» THE DATA:
***

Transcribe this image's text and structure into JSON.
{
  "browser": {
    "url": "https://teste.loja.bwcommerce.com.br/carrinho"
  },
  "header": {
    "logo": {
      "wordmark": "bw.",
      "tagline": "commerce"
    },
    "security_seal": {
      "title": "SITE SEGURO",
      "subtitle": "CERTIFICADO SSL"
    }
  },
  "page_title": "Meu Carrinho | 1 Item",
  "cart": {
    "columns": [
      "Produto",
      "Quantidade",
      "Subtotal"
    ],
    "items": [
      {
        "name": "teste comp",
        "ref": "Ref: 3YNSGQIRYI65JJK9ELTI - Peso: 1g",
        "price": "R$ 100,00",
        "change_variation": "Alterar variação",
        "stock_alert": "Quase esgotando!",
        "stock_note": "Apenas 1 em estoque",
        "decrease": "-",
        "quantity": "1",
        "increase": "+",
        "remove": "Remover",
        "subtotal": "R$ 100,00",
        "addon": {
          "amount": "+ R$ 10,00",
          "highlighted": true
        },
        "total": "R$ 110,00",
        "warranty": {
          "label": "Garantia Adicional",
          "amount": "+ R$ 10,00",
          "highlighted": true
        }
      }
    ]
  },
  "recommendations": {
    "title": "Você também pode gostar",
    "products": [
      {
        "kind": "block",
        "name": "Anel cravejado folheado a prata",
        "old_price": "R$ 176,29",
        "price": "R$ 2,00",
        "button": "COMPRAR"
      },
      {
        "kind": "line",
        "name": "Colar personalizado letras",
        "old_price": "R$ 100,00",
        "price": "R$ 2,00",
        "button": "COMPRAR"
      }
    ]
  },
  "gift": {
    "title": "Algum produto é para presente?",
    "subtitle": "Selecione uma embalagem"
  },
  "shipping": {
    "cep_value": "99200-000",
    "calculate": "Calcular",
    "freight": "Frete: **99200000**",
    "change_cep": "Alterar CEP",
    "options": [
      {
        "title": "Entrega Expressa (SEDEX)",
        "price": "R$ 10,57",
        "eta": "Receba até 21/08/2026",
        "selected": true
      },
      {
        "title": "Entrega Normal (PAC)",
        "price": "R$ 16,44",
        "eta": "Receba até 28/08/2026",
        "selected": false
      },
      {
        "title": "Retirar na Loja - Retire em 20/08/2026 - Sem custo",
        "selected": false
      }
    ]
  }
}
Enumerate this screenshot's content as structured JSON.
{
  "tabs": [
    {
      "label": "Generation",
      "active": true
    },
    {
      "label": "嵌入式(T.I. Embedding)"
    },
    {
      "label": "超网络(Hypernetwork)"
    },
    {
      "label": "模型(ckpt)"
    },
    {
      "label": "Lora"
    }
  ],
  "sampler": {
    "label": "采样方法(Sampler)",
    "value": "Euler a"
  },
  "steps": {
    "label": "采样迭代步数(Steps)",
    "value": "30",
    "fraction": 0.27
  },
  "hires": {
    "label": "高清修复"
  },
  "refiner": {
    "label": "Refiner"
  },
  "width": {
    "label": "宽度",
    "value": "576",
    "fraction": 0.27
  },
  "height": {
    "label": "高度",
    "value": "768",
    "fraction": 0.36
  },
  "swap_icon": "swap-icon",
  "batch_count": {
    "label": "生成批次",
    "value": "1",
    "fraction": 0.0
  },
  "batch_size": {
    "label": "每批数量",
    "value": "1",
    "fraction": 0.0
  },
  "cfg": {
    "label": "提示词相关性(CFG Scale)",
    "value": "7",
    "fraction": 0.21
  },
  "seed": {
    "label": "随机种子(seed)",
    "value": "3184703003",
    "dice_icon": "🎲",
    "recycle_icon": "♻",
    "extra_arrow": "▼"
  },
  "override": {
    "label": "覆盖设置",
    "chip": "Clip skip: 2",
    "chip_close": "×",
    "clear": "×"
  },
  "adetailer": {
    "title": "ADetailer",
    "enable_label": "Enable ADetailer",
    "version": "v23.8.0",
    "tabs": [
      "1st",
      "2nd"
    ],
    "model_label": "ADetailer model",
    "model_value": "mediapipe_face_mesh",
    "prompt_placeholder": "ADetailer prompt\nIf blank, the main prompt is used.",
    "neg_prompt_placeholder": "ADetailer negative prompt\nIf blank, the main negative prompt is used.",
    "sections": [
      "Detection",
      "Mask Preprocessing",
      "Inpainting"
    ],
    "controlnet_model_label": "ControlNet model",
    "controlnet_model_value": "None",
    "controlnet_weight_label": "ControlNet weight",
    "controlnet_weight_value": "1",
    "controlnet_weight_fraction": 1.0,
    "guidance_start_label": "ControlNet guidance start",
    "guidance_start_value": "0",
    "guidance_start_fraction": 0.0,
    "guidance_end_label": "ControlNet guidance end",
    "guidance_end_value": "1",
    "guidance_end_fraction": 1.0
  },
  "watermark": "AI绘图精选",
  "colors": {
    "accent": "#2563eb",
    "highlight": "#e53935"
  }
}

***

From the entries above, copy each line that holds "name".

        "name": "teste comp",
        "name": "Anel cravejado folheado a prata",
        "name": "Colar personalizado letras",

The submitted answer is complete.